By June 2013, Lee-Chin had acquired 90 per cent interest in Lajun, which included a concession agreement for the waste facilities, as well as 875,373 square metres of land that was used as a sanitary landfill, recycling facility, and ultimately a waste-to-energy plant.
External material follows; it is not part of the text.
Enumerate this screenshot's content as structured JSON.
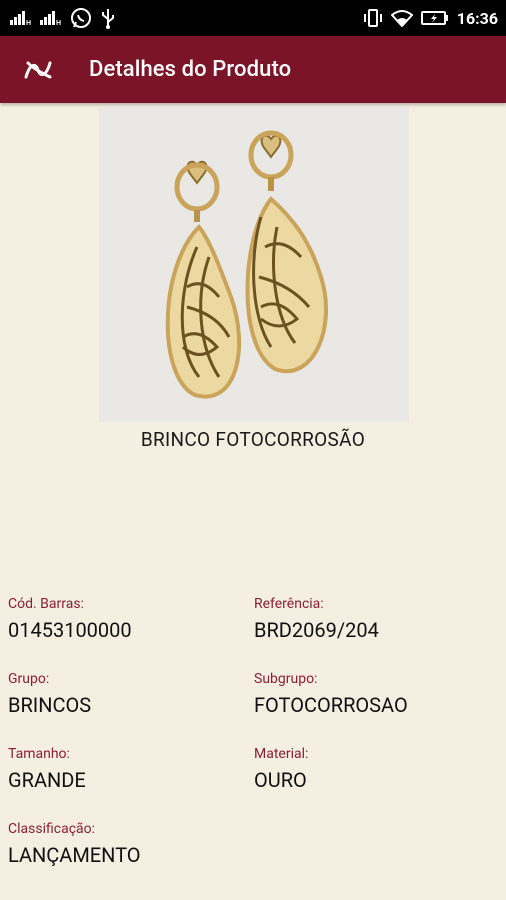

Nagelo Enterprises and Wilkison both hold title to the land.

The arbitration notice, delivered via email and bailiff to Dom Rep government officials, seeks relief and settlement under Section I, Article 3 of the Arbitration Rules of the United Nations Commission on International Trade Law, UNCITRAL, and Caricom free trade agreements.

In his claim, Lee-Chin said both he and Lajun contributed millions of dollars to finance and perform the concession agreement and develop the waste operations in Santo Domingo, "despite the significant difficulties encountered during the duration of the concession agreement".

Seeking compensation

In July 2017, which the claim outlines as being less than two months after the execution of a second settlement agreement with Ayuntamiento de Santo Domingo Norte, or ASDN, the municipality notified Lee-Chin that it was terminating the concession agreement, having accused Lajun of breaching local environmental regulations.

For those actions and other charges relating to military interference, Lee-Chin is seeking compensation and a declaration that the Dominican Republic breached international law as well as the Reciprocal Promotion and Protection of Investments Treaty under Annex III of the Caribbean Community Free Trade Agreement between the Dominican Republic and Jamaica that took effect in 2002.

He is also demanding compensation of at least US$5 million in "moral damages" alongside the US$300 million claim.

"Regrettably, from the inception of the investment, the State, through the municipality of Santo Domingo Norte (ASDN) and other governmental agencies, has taken multiple unlawful and discriminatory actions that have interfered with, and ultimately destroyed, claimant’s investment," Lee-Chin’s lawyers allege in the claim.

Lee-Chin is the founder and chairman of Portland Holdings Inc, chairman of Mandeville Holdings Inc, and executive chairman, CEO and portfolio manager of Portland Investment Counsel Inc.

He has invested in multiple entities throughout the Caribbean Basin - a region that includes the Caribbean, Colombia, and Central America - including NCB Financial Group and other companies in Jamaica.

 source: The Gleaner